Segment Start: SOURCE MATERIAL

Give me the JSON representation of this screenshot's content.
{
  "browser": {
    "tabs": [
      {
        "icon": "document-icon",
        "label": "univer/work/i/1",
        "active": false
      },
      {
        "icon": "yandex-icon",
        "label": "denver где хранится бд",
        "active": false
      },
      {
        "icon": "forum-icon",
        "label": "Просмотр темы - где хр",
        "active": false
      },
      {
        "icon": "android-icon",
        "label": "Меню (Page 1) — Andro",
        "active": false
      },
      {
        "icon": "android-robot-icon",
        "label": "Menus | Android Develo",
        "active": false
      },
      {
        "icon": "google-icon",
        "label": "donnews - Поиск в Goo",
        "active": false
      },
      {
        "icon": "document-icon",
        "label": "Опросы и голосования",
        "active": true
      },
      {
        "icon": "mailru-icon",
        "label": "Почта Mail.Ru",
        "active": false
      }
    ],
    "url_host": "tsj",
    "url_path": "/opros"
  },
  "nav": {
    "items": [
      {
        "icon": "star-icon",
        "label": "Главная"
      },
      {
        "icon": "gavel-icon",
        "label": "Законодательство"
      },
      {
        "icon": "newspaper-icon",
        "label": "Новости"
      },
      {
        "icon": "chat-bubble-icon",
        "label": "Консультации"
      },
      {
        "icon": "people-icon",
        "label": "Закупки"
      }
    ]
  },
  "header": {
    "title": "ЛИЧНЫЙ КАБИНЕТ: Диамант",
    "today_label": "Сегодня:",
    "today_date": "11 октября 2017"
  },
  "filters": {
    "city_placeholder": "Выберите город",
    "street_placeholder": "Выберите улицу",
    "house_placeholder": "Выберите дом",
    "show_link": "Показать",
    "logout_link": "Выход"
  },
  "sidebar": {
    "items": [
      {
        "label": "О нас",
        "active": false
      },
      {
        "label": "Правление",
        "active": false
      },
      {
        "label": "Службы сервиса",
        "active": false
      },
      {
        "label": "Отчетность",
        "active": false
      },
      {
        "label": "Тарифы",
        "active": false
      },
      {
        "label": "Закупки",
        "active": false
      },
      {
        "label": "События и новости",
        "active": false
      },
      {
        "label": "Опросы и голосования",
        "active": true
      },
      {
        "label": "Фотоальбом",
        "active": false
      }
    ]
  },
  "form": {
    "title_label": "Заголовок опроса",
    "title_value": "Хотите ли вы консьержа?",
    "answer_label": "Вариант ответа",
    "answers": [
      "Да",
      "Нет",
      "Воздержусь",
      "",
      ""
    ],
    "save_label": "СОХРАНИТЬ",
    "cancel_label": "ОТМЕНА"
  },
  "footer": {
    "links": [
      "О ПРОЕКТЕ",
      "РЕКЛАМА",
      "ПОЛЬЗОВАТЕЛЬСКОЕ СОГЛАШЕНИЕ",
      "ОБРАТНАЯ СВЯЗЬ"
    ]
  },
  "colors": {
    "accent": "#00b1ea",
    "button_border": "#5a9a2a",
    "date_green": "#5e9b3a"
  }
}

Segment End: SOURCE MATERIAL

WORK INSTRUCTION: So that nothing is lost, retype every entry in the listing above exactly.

RESPONSE FOR THIS EXERCISE:
Give me the JSON representation of this screenshot's content.
{
  "browser": {
    "tabs": [
      {
        "icon": "document-icon",
        "label": "univer/work/i/1",
        "active": false
      },
      {
        "icon": "yandex-icon",
        "label": "denver где хранится бд",
        "active": false
      },
      {
        "icon": "forum-icon",
        "label": "Просмотр темы - где хр",
        "active": false
      },
      {
        "icon": "android-icon",
        "label": "Меню (Page 1) — Andro",
        "active": false
      },
      {
        "icon": "android-robot-icon",
        "label": "Menus | Android Develo",
        "active": false
      },
      {
        "icon": "google-icon",
        "label": "donnews - Поиск в Goo",
        "active": false
      },
      {
        "icon": "document-icon",
        "label": "Опросы и голосования",
        "active": true
      },
      {
        "icon": "mailru-icon",
        "label": "Почта Mail.Ru",
        "active": false
      }
    ],
    "url_host": "tsj",
    "url_path": "/opros"
  },
  "nav": {
    "items": [
      {
        "icon": "star-icon",
        "label": "Главная"
      },
      {
        "icon": "gavel-icon",
        "label": "Законодательство"
      },
      {
        "icon": "newspaper-icon",
        "label": "Новости"
      },
      {
        "icon": "chat-bubble-icon",
        "label": "Консультации"
      },
      {
        "icon": "people-icon",
        "label": "Закупки"
      }
    ]
  },
  "header": {
    "title": "ЛИЧНЫЙ КАБИНЕТ: Диамант",
    "today_label": "Сегодня:",
    "today_date": "11 октября 2017"
  },
  "filters": {
    "city_placeholder": "Выберите город",
    "street_placeholder": "Выберите улицу",
    "house_placeholder": "Выберите дом",
    "show_link": "Показать",
    "logout_link": "Выход"
  },
  "sidebar": {
    "items": [
      {
        "label": "О нас",
        "active": false
      },
      {
        "label": "Правление",
        "active": false
      },
      {
        "label": "Службы сервиса",
        "active": false
      },
      {
        "label": "Отчетность",
        "active": false
      },
      {
        "label": "Тарифы",
        "active": false
      },
      {
        "label": "Закупки",
        "active": false
      },
      {
        "label": "События и новости",
        "active": false
      },
      {
        "label": "Опросы и голосования",
        "active": true
      },
      {
        "label": "Фотоальбом",
        "active": false
      }
    ]
  },
  "form": {
    "title_label": "Заголовок опроса",
    "title_value": "Хотите ли вы консьержа?",
    "answer_label": "Вариант ответа",
    "answers": [
      "Да",
      "Нет",
      "Воздержусь",
      "",
      ""
    ],
    "save_label": "СОХРАНИТЬ",
    "cancel_label": "ОТМЕНА"
  },
  "footer": {
    "links": [
      "О ПРОЕКТЕ",
      "РЕКЛАМА",
      "ПОЛЬЗОВАТЕЛЬСКОЕ СОГЛАШЕНИЕ",
      "ОБРАТНАЯ СВЯЗЬ"
    ]
  },
  "colors": {
    "accent": "#00b1ea",
    "button_border": "#5a9a2a",
    "date_green": "#5e9b3a"
  }
}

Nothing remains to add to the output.